-- Work item --
The records that follow must be repeated verbatim, every one of them.

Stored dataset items
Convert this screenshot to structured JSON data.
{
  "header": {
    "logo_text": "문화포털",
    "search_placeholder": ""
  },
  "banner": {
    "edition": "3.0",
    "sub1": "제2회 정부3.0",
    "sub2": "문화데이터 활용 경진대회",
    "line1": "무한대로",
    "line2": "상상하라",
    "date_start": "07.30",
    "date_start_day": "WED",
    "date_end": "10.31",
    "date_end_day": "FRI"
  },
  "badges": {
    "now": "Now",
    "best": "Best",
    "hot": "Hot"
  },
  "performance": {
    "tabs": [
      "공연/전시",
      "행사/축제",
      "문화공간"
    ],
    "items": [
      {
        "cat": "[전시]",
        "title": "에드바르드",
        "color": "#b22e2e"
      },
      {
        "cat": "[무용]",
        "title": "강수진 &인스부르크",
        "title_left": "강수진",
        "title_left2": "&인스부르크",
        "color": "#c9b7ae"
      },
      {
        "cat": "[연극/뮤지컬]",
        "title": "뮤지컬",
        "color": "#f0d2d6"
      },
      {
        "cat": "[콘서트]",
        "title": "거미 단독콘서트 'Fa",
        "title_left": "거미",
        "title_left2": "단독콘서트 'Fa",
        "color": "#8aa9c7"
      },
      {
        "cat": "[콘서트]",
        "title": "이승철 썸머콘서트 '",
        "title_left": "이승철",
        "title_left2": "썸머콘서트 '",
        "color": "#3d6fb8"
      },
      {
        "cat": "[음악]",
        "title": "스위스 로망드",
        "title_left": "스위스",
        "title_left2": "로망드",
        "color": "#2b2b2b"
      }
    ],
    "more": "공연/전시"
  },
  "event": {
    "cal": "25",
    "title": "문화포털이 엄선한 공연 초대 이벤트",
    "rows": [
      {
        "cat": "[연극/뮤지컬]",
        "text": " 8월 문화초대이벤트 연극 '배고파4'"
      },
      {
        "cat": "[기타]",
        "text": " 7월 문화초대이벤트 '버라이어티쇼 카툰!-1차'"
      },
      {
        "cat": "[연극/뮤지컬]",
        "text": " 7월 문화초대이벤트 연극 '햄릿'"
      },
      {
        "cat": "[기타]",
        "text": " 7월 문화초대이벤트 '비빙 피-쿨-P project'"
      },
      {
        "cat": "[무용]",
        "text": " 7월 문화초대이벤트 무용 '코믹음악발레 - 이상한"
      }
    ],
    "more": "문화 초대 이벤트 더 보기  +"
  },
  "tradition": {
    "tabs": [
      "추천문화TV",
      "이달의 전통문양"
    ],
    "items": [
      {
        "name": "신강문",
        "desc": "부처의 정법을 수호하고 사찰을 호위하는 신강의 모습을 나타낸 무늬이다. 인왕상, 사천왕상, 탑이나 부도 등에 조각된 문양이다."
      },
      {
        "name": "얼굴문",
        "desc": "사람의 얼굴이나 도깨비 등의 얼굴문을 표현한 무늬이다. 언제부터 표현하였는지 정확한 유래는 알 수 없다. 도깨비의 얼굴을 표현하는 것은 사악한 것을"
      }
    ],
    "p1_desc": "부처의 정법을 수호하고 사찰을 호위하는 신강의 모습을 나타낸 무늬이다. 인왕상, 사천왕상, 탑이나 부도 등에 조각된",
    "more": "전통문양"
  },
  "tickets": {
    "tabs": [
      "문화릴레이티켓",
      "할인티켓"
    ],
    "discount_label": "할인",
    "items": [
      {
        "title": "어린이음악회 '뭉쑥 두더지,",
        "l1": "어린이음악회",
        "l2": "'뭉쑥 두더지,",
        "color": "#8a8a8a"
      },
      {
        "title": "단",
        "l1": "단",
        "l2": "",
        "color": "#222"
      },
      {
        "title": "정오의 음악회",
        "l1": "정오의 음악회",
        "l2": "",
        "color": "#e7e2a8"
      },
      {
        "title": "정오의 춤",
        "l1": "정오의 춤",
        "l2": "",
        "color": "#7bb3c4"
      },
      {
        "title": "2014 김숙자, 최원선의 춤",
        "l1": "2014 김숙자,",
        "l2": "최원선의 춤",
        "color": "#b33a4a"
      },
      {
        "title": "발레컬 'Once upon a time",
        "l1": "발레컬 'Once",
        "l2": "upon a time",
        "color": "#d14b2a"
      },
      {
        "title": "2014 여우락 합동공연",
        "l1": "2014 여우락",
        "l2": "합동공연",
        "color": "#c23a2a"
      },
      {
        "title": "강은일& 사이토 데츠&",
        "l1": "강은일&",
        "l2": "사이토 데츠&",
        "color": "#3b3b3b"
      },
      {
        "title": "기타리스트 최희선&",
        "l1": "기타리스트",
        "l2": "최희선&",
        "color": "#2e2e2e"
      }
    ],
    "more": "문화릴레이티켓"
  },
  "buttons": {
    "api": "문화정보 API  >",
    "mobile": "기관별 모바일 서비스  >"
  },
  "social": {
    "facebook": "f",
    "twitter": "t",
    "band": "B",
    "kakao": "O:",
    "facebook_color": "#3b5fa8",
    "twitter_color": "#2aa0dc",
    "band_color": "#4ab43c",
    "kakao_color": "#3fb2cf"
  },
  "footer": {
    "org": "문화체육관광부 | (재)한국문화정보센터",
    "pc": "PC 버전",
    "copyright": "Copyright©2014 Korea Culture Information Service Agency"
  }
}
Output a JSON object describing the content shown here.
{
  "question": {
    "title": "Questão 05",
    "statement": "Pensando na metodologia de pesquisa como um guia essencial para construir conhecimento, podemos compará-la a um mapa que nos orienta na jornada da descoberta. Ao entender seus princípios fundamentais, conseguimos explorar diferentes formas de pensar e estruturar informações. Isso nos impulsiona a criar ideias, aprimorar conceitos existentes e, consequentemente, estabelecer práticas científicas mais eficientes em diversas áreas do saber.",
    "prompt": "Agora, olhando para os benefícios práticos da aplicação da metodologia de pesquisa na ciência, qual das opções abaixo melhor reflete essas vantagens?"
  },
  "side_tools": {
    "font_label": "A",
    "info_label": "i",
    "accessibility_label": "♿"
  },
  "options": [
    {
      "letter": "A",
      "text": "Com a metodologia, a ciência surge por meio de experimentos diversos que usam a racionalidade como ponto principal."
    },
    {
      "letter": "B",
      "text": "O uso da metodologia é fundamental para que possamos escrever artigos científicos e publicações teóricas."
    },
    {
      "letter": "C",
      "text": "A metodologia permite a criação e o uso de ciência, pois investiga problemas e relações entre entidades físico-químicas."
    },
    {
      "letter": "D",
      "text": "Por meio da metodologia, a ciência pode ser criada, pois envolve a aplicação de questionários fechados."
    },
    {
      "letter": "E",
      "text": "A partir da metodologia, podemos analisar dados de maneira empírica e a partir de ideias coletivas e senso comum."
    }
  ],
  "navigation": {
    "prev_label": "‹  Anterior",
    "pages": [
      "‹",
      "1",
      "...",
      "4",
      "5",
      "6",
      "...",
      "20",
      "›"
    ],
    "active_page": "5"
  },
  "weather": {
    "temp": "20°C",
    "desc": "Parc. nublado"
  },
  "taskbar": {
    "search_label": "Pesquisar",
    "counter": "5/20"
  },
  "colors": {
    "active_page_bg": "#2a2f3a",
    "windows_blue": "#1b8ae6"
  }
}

-- Task response --
Convert this screenshot to structured JSON data.
{
  "header": {
    "logo_text": "문화포털",
    "search_placeholder": ""
  },
  "banner": {
    "edition": "3.0",
    "sub1": "제2회 정부3.0",
    "sub2": "문화데이터 활용 경진대회",
    "line1": "무한대로",
    "line2": "상상하라",
    "date_start": "07.30",
    "date_start_day": "WED",
    "date_end": "10.31",
    "date_end_day": "FRI"
  },
  "badges": {
    "now": "Now",
    "best": "Best",
    "hot": "Hot"
  },
  "performance": {
    "tabs": [
      "공연/전시",
      "행사/축제",
      "문화공간"
    ],
    "items": [
      {
        "cat": "[전시]",
        "title": "에드바르드",
        "color": "#b22e2e"
      },
      {
        "cat": "[무용]",
        "title": "강수진 &인스부르크",
        "title_left": "강수진",
        "title_left2": "&인스부르크",
        "color": "#c9b7ae"
      },
      {
        "cat": "[연극/뮤지컬]",
        "title": "뮤지컬",
        "color": "#f0d2d6"
      },
      {
        "cat": "[콘서트]",
        "title": "거미 단독콘서트 'Fa",
        "title_left": "거미",
        "title_left2": "단독콘서트 'Fa",
        "color": "#8aa9c7"
      },
      {
        "cat": "[콘서트]",
        "title": "이승철 썸머콘서트 '",
        "title_left": "이승철",
        "title_left2": "썸머콘서트 '",
        "color": "#3d6fb8"
      },
      {
        "cat": "[음악]",
        "title": "스위스 로망드",
        "title_left": "스위스",
        "title_left2": "로망드",
        "color": "#2b2b2b"
      }
    ],
    "more": "공연/전시"
  },
  "event": {
    "cal": "25",
    "title": "문화포털이 엄선한 공연 초대 이벤트",
    "rows": [
      {
        "cat": "[연극/뮤지컬]",
        "text": " 8월 문화초대이벤트 연극 '배고파4'"
      },
      {
        "cat": "[기타]",
        "text": " 7월 문화초대이벤트 '버라이어티쇼 카툰!-1차'"
      },
      {
        "cat": "[연극/뮤지컬]",
        "text": " 7월 문화초대이벤트 연극 '햄릿'"
      },
      {
        "cat": "[기타]",
        "text": " 7월 문화초대이벤트 '비빙 피-쿨-P project'"
      },
      {
        "cat": "[무용]",
        "text": " 7월 문화초대이벤트 무용 '코믹음악발레 - 이상한"
      }
    ],
    "more": "문화 초대 이벤트 더 보기  +"
  },
  "tradition": {
    "tabs": [
      "추천문화TV",
      "이달의 전통문양"
    ],
    "items": [
      {
        "name": "신강문",
        "desc": "부처의 정법을 수호하고 사찰을 호위하는 신강의 모습을 나타낸 무늬이다. 인왕상, 사천왕상, 탑이나 부도 등에 조각된 문양이다."
      },
      {
        "name": "얼굴문",
        "desc": "사람의 얼굴이나 도깨비 등의 얼굴문을 표현한 무늬이다. 언제부터 표현하였는지 정확한 유래는 알 수 없다. 도깨비의 얼굴을 표현하는 것은 사악한 것을"
      }
    ],
    "p1_desc": "부처의 정법을 수호하고 사찰을 호위하는 신강의 모습을 나타낸 무늬이다. 인왕상, 사천왕상, 탑이나 부도 등에 조각된",
    "more": "전통문양"
  },
  "tickets": {
    "tabs": [
      "문화릴레이티켓",
      "할인티켓"
    ],
    "discount_label": "할인",
    "items": [
      {
        "title": "어린이음악회 '뭉쑥 두더지,",
        "l1": "어린이음악회",
        "l2": "'뭉쑥 두더지,",
        "color": "#8a8a8a"
      },
      {
        "title": "단",
        "l1": "단",
        "l2": "",
        "color": "#222"
      },
      {
        "title": "정오의 음악회",
        "l1": "정오의 음악회",
        "l2": "",
        "color": "#e7e2a8"
      },
      {
        "title": "정오의 춤",
        "l1": "정오의 춤",
        "l2": "",
        "color": "#7bb3c4"
      },
      {
        "title": "2014 김숙자, 최원선의 춤",
        "l1": "2014 김숙자,",
        "l2": "최원선의 춤",
        "color": "#b33a4a"
      },
      {
        "title": "발레컬 'Once upon a time",
        "l1": "발레컬 'Once",
        "l2": "upon a time",
        "color": "#d14b2a"
      },
      {
        "title": "2014 여우락 합동공연",
        "l1": "2014 여우락",
        "l2": "합동공연",
        "color": "#c23a2a"
      },
      {
        "title": "강은일& 사이토 데츠&",
        "l1": "강은일&",
        "l2": "사이토 데츠&",
        "color": "#3b3b3b"
      },
      {
        "title": "기타리스트 최희선&",
        "l1": "기타리스트",
        "l2": "최희선&",
        "color": "#2e2e2e"
      }
    ],
    "more": "문화릴레이티켓"
  },
  "buttons": {
    "api": "문화정보 API  >",
    "mobile": "기관별 모바일 서비스  >"
  },
  "social": {
    "facebook": "f",
    "twitter": "t",
    "band": "B",
    "kakao": "O:",
    "facebook_color": "#3b5fa8",
    "twitter_color": "#2aa0dc",
    "band_color": "#4ab43c",
    "kakao_color": "#3fb2cf"
  },
  "footer": {
    "org": "문화체육관광부 | (재)한국문화정보센터",
    "pc": "PC 버전",
    "copyright": "Copyright©2014 Korea Culture Information Service Agency"
  }
}
Output a JSON object describing the content shown here.
{
  "question": {
    "title": "Questão 05",
    "statement": "Pensando na metodologia de pesquisa como um guia essencial para construir conhecimento, podemos compará-la a um mapa que nos orienta na jornada da descoberta. Ao entender seus princípios fundamentais, conseguimos explorar diferentes formas de pensar e estruturar informações. Isso nos impulsiona a criar ideias, aprimorar conceitos existentes e, consequentemente, estabelecer práticas científicas mais eficientes em diversas áreas do saber.",
    "prompt": "Agora, olhando para os benefícios práticos da aplicação da metodologia de pesquisa na ciência, qual das opções abaixo melhor reflete essas vantagens?"
  },
  "side_tools": {
    "font_label": "A",
    "info_label": "i",
    "accessibility_label": "♿"
  },
  "options": [
    {
      "letter": "A",
      "text": "Com a metodologia, a ciência surge por meio de experimentos diversos que usam a racionalidade como ponto principal."
    },
    {
      "letter": "B",
      "text": "O uso da metodologia é fundamental para que possamos escrever artigos científicos e publicações teóricas."
    },
    {
      "letter": "C",
      "text": "A metodologia permite a criação e o uso de ciência, pois investiga problemas e relações entre entidades físico-químicas."
    },
    {
      "letter": "D",
      "text": "Por meio da metodologia, a ciência pode ser criada, pois envolve a aplicação de questionários fechados."
    },
    {
      "letter": "E",
      "text": "A partir da metodologia, podemos analisar dados de maneira empírica e a partir de ideias coletivas e senso comum."
    }
  ],
  "navigation": {
    "prev_label": "‹  Anterior",
    "pages": [
      "‹",
      "1",
      "...",
      "4",
      "5",
      "6",
      "...",
      "20",
      "›"
    ],
    "active_page": "5"
  },
  "weather": {
    "temp": "20°C",
    "desc": "Parc. nublado"
  },
  "taskbar": {
    "search_label": "Pesquisar",
    "counter": "5/20"
  },
  "colors": {
    "active_page_bg": "#2a2f3a",
    "windows_blue": "#1b8ae6"
  }
}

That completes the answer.